An object’s entropy is described by microstates: the number of ways atoms can be rearranged to achieve the same macroscale object. A scrambled egg has more entropy than an unbroken egg because the scrambled egg’s atoms can be moved around in a seemingly infinite number of ways. By contrast, the distinct yolk and white in an unbroken egg limits the possibilities for atomic-level rearrangement.

Black holes are not exempted from the laws of thermodynamics. “Entropy comes from counting the [possible] states of atoms,” explained Joseph Polchinski, a physicist at the University of California, Santa Barbara. “So black holes should have some kind of atomic structure with countable states.” The problem is that any one black hole has far more possible states than thousands of scrambled eggs.

Enter Bekenstein and his seminal 1972 paper, which demonstrated that the entropy of a black hole is exactly proportional to the size of the event horizon around it. He also proved that there is a maximum amount of information that can be stored in a finite region of space, a concept now known as the "Bekenstein bound."

So what?
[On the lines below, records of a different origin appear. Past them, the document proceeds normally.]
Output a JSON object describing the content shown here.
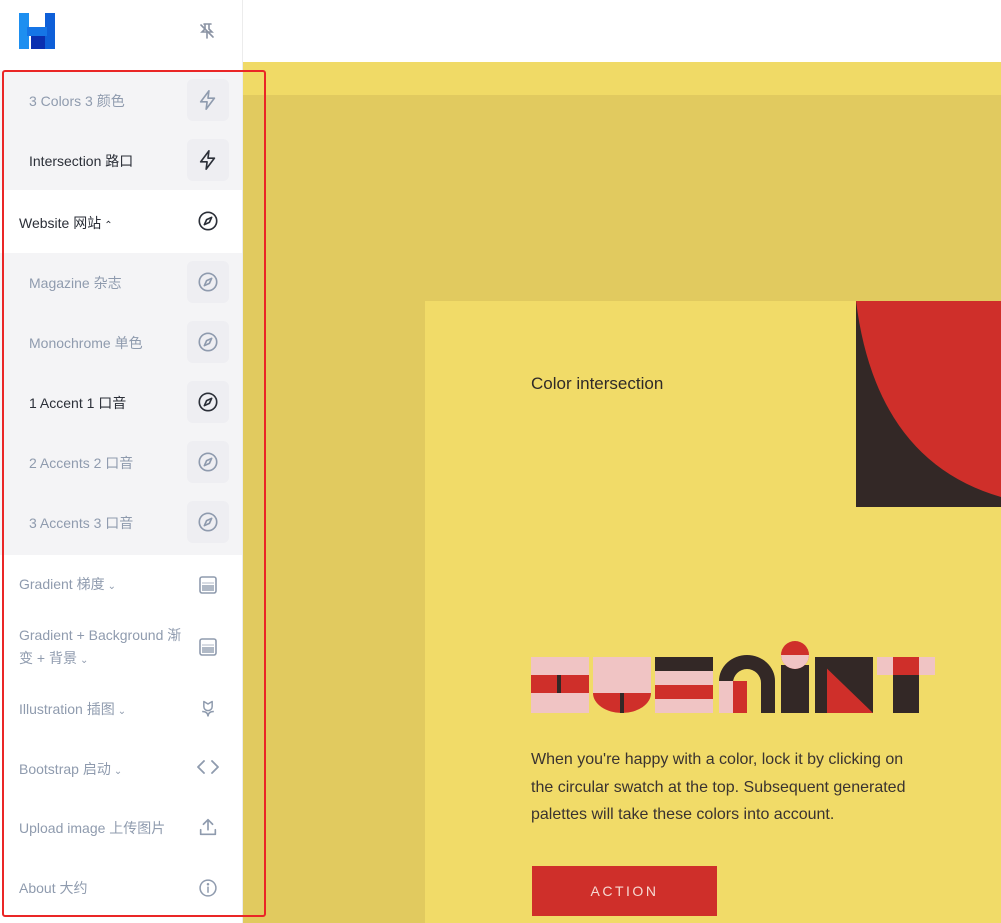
{
  "sidebar": {
    "logo_icon": "h-logo-icon",
    "pin_icon": "pin-off-icon",
    "items": [
      {
        "label": "3 Colors 3 颜色",
        "icon": "bolt-icon"
      },
      {
        "label": "Intersection 路口",
        "icon": "bolt-icon"
      },
      {
        "label": "Website  网站",
        "icon": "compass-icon"
      },
      {
        "label": "Magazine 杂志",
        "icon": "compass-icon"
      },
      {
        "label": "Monochrome 单色",
        "icon": "compass-icon"
      },
      {
        "label": "1 Accent 1 口音",
        "icon": "compass-icon"
      },
      {
        "label": "2 Accents 2 口音",
        "icon": "compass-icon"
      },
      {
        "label": "3 Accents 3 口音",
        "icon": "compass-icon"
      },
      {
        "label": "Gradient  梯度",
        "icon": "gradient-icon"
      },
      {
        "label": "Gradient + Background  渐变 + 背景",
        "icon": "gradient-icon"
      },
      {
        "label": "Illustration  插图",
        "icon": "flower-icon"
      },
      {
        "label": "Bootstrap  启动",
        "icon": "code-icon"
      },
      {
        "label": "Upload image 上传图片",
        "icon": "upload-icon"
      },
      {
        "label": "About 大约",
        "icon": "info-icon"
      }
    ],
    "chevron_up": "⌃",
    "chevron_down": "⌄"
  },
  "main": {
    "card_title": "Color intersection",
    "logo_art_label": "HUEMINT",
    "description": "When you're happy with a color, lock it by clicking on the circular swatch at the top. Subsequent generated palettes will take these colors into account.",
    "action_label": "ACTION"
  },
  "colors": {
    "yellow": "#f1db68",
    "dark_yellow": "#e1ca5f",
    "red": "#cf2f2a",
    "pink": "#f0c4c4",
    "dark": "#332826",
    "highlight": "#ea2626"
  }
}
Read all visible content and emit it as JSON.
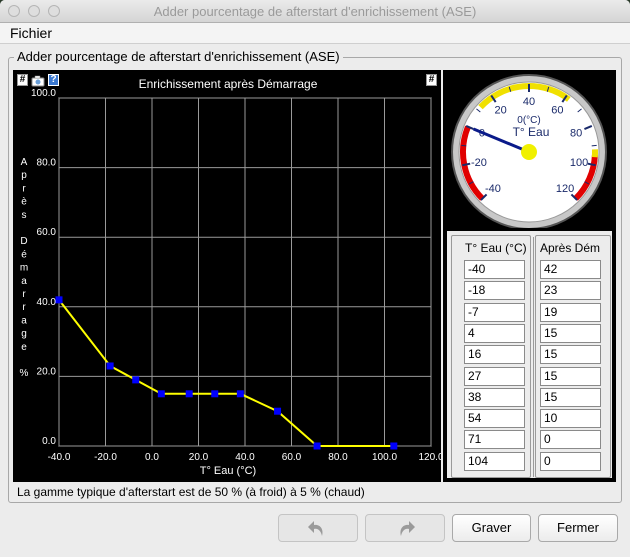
{
  "window": {
    "title": "Adder pourcentage de afterstart d'enrichissement (ASE)"
  },
  "menu": {
    "file": "Fichier"
  },
  "group": {
    "title": "Adder pourcentage de afterstart d'enrichissement (ASE)"
  },
  "chart": {
    "hash_label": "#",
    "right_hash_label": "#",
    "help_label": "?"
  },
  "chart_data": {
    "type": "line",
    "title": "Enrichissement après Démarrage",
    "xlabel": "T° Eau (°C)",
    "ylabel": "Après Démarrage %",
    "ylabel_letters": [
      "A",
      "p",
      "r",
      "è",
      "s",
      "",
      "D",
      "é",
      "m",
      "a",
      "r",
      "r",
      "a",
      "g",
      "e",
      "",
      "%"
    ],
    "xlim": [
      -40,
      120
    ],
    "ylim": [
      0,
      100
    ],
    "x_ticks": [
      "-40.0",
      "-20.0",
      "0.0",
      "20.0",
      "40.0",
      "60.0",
      "80.0",
      "100.0",
      "120.0"
    ],
    "y_ticks": [
      "0.0",
      "20.0",
      "40.0",
      "60.0",
      "80.0",
      "100.0"
    ],
    "grid": true,
    "line_color": "#ffff00",
    "point_color": "#0000ff",
    "series": [
      {
        "x": [
          -40,
          -18,
          -7,
          4,
          16,
          27,
          38,
          54,
          71,
          104
        ],
        "y": [
          42,
          23,
          19,
          15,
          15,
          15,
          15,
          10,
          0,
          0
        ]
      }
    ]
  },
  "gauge": {
    "label_top": "0(°C)",
    "label": "T° Eau",
    "ticks": [
      "-40",
      "-20",
      "0",
      "20",
      "40",
      "60",
      "80",
      "100",
      "120"
    ],
    "value": 0
  },
  "table": {
    "col1_header": "T° Eau (°C)",
    "col2_header": "Après Dém",
    "rows": [
      {
        "temp": "-40",
        "value": "42"
      },
      {
        "temp": "-18",
        "value": "23"
      },
      {
        "temp": "-7",
        "value": "19"
      },
      {
        "temp": "4",
        "value": "15"
      },
      {
        "temp": "16",
        "value": "15"
      },
      {
        "temp": "27",
        "value": "15"
      },
      {
        "temp": "38",
        "value": "15"
      },
      {
        "temp": "54",
        "value": "10"
      },
      {
        "temp": "71",
        "value": "0"
      },
      {
        "temp": "104",
        "value": "0"
      }
    ]
  },
  "status": "La gamme typique d'afterstart est de 50 % (à froid) à 5 % (chaud)",
  "buttons": {
    "write": "Graver",
    "close": "Fermer"
  }
}
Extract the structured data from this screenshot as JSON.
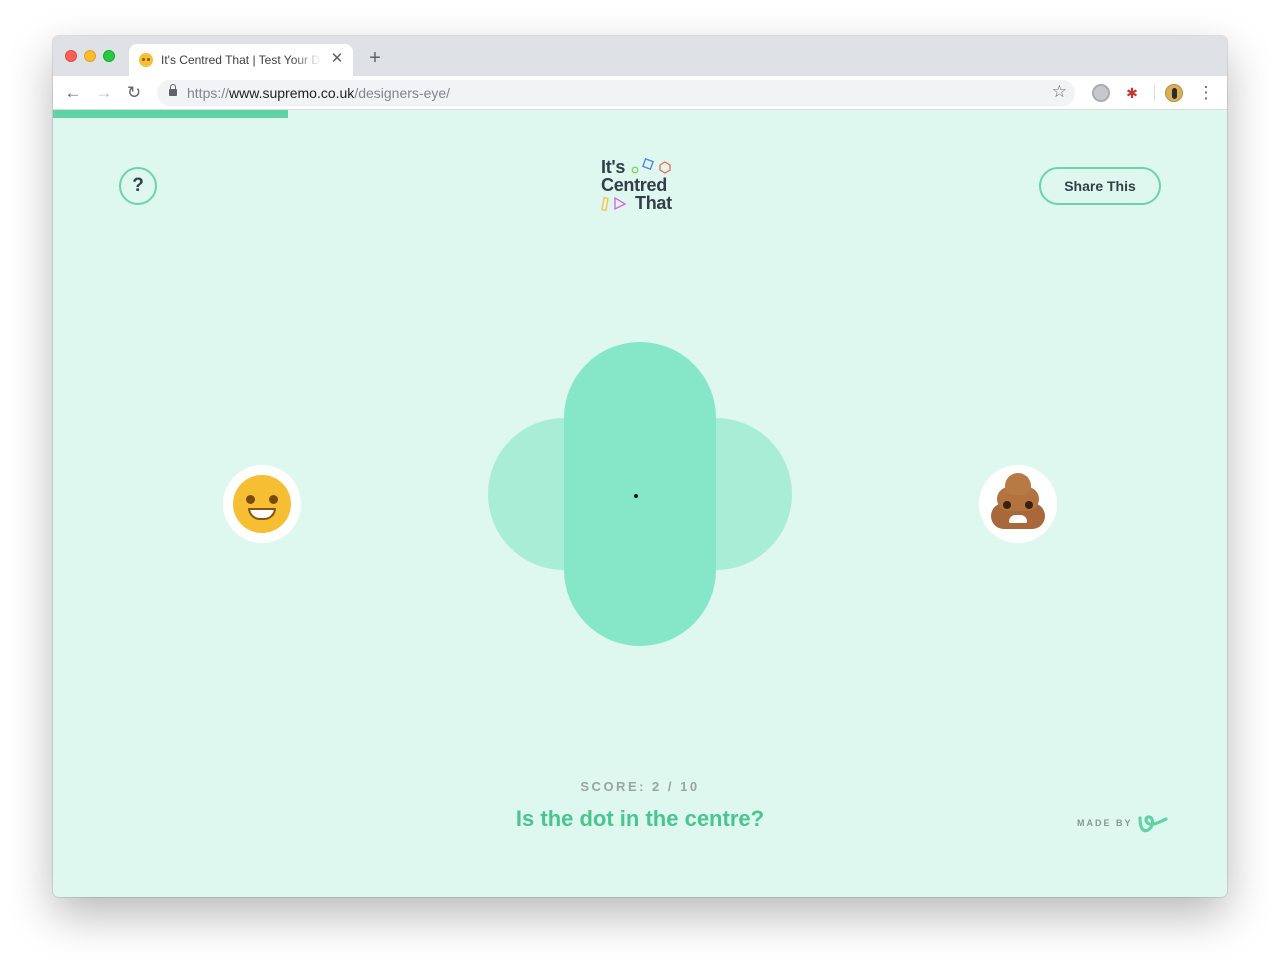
{
  "browser": {
    "tab_title": "It's Centred That | Test Your De",
    "tab_close": "✕",
    "new_tab": "+",
    "url_prefix": "https://",
    "url_domain": "www.supremo.co.uk",
    "url_path": "/designers-eye/",
    "back": "←",
    "forward": "→",
    "reload": "↻",
    "star": "☆",
    "menu": "⋮"
  },
  "game": {
    "logo_lines": [
      "It's",
      "Centred",
      "That"
    ],
    "help_label": "?",
    "share_label": "Share This",
    "score_text": "SCORE: 2 / 10",
    "score": 2,
    "total_questions": 10,
    "progress_fraction": 0.2,
    "question": "Is the dot in the centre?",
    "made_by": "MADE BY",
    "colors": {
      "background": "#def7ef",
      "accent": "#5fd3a3",
      "pill": "#86e7c8",
      "circles": "#a8edd6",
      "question": "#49c58f",
      "text_dark": "#333f48"
    },
    "answers": [
      {
        "name": "yes",
        "icon": "grinning-face-icon"
      },
      {
        "name": "no",
        "icon": "pile-of-poo-icon"
      }
    ]
  }
}
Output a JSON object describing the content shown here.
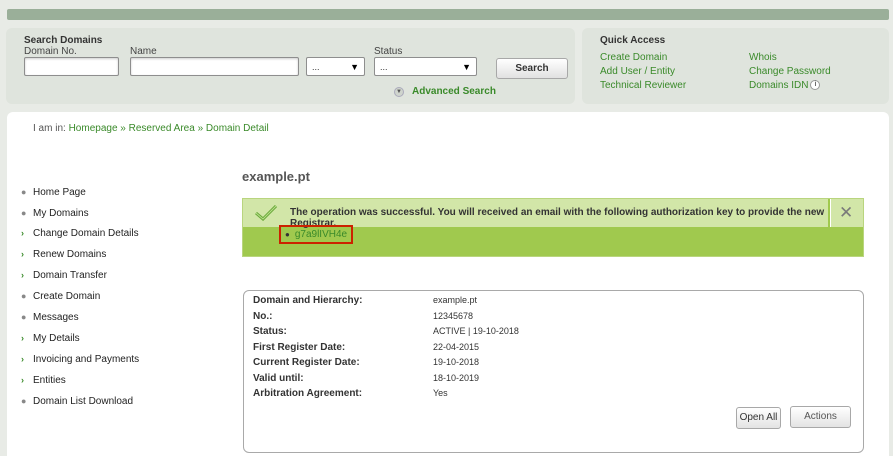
{
  "search": {
    "title": "Search Domains",
    "domain_no_label": "Domain No.",
    "name_label": "Name",
    "tld_select_value": "...",
    "status_label": "Status",
    "status_select_value": "...",
    "search_button": "Search",
    "advanced_search": "Advanced Search"
  },
  "quick_access": {
    "title": "Quick Access",
    "links": [
      "Create Domain",
      "Add User / Entity",
      "Technical Reviewer",
      "Whois",
      "Change Password",
      "Domains IDN"
    ]
  },
  "breadcrumb": {
    "prefix": "I am in:",
    "items": [
      "Homepage",
      "Reserved Area",
      "Domain Detail"
    ],
    "separator": "»"
  },
  "nav": {
    "items": [
      {
        "label": "Home Page",
        "marker": "bullet"
      },
      {
        "label": "My Domains",
        "marker": "bullet"
      },
      {
        "label": "Change Domain Details",
        "marker": "chevron"
      },
      {
        "label": "Renew Domains",
        "marker": "chevron"
      },
      {
        "label": "Domain Transfer",
        "marker": "chevron"
      },
      {
        "label": "Create Domain",
        "marker": "bullet"
      },
      {
        "label": "Messages",
        "marker": "bullet"
      },
      {
        "label": "My Details",
        "marker": "chevron"
      },
      {
        "label": "Invoicing and Payments",
        "marker": "chevron"
      },
      {
        "label": "Entities",
        "marker": "chevron"
      },
      {
        "label": "Domain List Download",
        "marker": "bullet"
      }
    ]
  },
  "page_title": "example.pt",
  "success": {
    "message": "The operation was successful. You will received an email with the following authorization key to provide the new Registrar.",
    "auth_key": "g7a9lIVH4e"
  },
  "details": {
    "rows": [
      {
        "label": "Domain and Hierarchy:",
        "value": "example.pt"
      },
      {
        "label": "No.:",
        "value": "12345678"
      },
      {
        "label": "Status:",
        "value": "ACTIVE | 19-10-2018"
      },
      {
        "label": "First Register Date:",
        "value": "22-04-2015"
      },
      {
        "label": "Current Register Date:",
        "value": "19-10-2018"
      },
      {
        "label": "Valid until:",
        "value": "18-10-2019"
      },
      {
        "label": "Arbitration Agreement:",
        "value": "Yes"
      }
    ],
    "open_all_button": "Open All",
    "actions_button": "Actions"
  },
  "colors": {
    "link_green": "#3a8a2a",
    "success_green": "#a0c94e",
    "highlight_red": "#cc2200"
  }
}
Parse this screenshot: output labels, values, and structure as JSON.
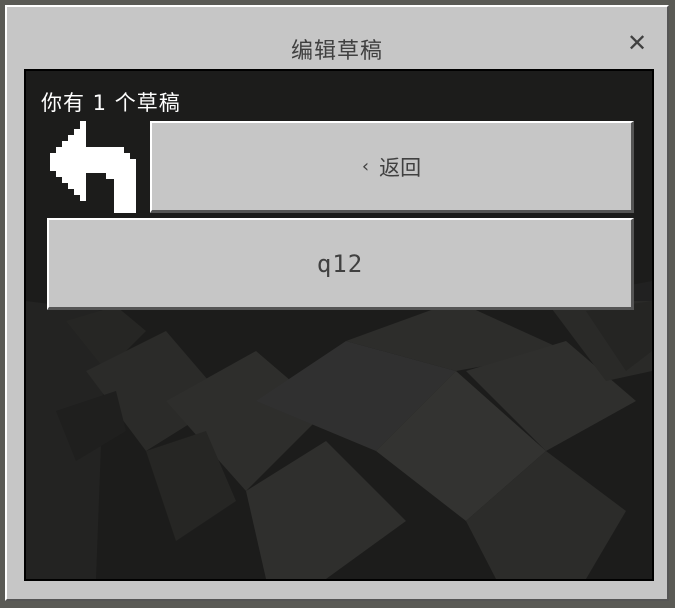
{
  "dialog": {
    "title": "编辑草稿",
    "close_icon": "close-icon"
  },
  "content": {
    "draft_count_text": "你有 1 个草稿",
    "back_icon": "back-arrow-icon",
    "back_button": {
      "chevron": "‹",
      "label": "返回"
    },
    "drafts": [
      {
        "name": "q12"
      }
    ]
  },
  "colors": {
    "dialog_bg": "#c6c6c6",
    "content_bg": "#1a1a19",
    "button_bg": "#c6c6c6",
    "text_dark": "#404040",
    "text_light": "#ffffff"
  }
}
You may be asking. It just so happens that some of the biggest ideas in theoretical physics in the last 40 years came about because of Bekenstein's insights -- things like Hawking radiation, the black hole information paradox, the holographic principle, and the ongoing debate over the so-called black hole firewall paradox. All of which could ultimately help physicists to devise a full working theory of quantum gravity -- something that can take into account the requirements of both general relativity and quantum mechanics, which thus far just haven't played well together.

That's a pretty damned impressive impact for someone you've probably never heard of. Rest in peace, Jacob Bekenstein. You will be missed. Your ideas will live on.


Almheiri, Ahmedl; Marolf, Donald; Polchinski, Joseph; and Sully, James. (2013) “Black Holes: Complementarity or Firewalls?Journal of High Energy Physics 2.

Bekenstein, Jacob D. (April 1973) "Black holes and entropy". Physical Review D 7 (8): 2333–2346.

Bekenstein, Jacob D. (August 2003) "Information in the Holographic Universe," Scientific American, 289(2): 61.

Hawking, Stephen W. (1974) "Black hole explosions?" Nature 248 (5443): 30.

Maldacena, Juan M. (1998) “The Large N Limit of Superconformal Field Theories and Supergravity,” Adv. Theor. Math. Phys. 2: 231-252.

Strominger, A. and C. Vafa. (1996) “Microscopic origin of the Bekenstein-Hawking entropy," Phys. Lett. B 379:99-104.

Susskind, Leonard. (1995) "The World as a Hologram," Journal of Mathematical Physics 36 (11): 6377–6396.

Susskind, Leonard. The Black Hole War: My Battle with Stephen Hawking to Make the World Safe for Quantum Mechanics. New York: Little Brown & Company, 2008.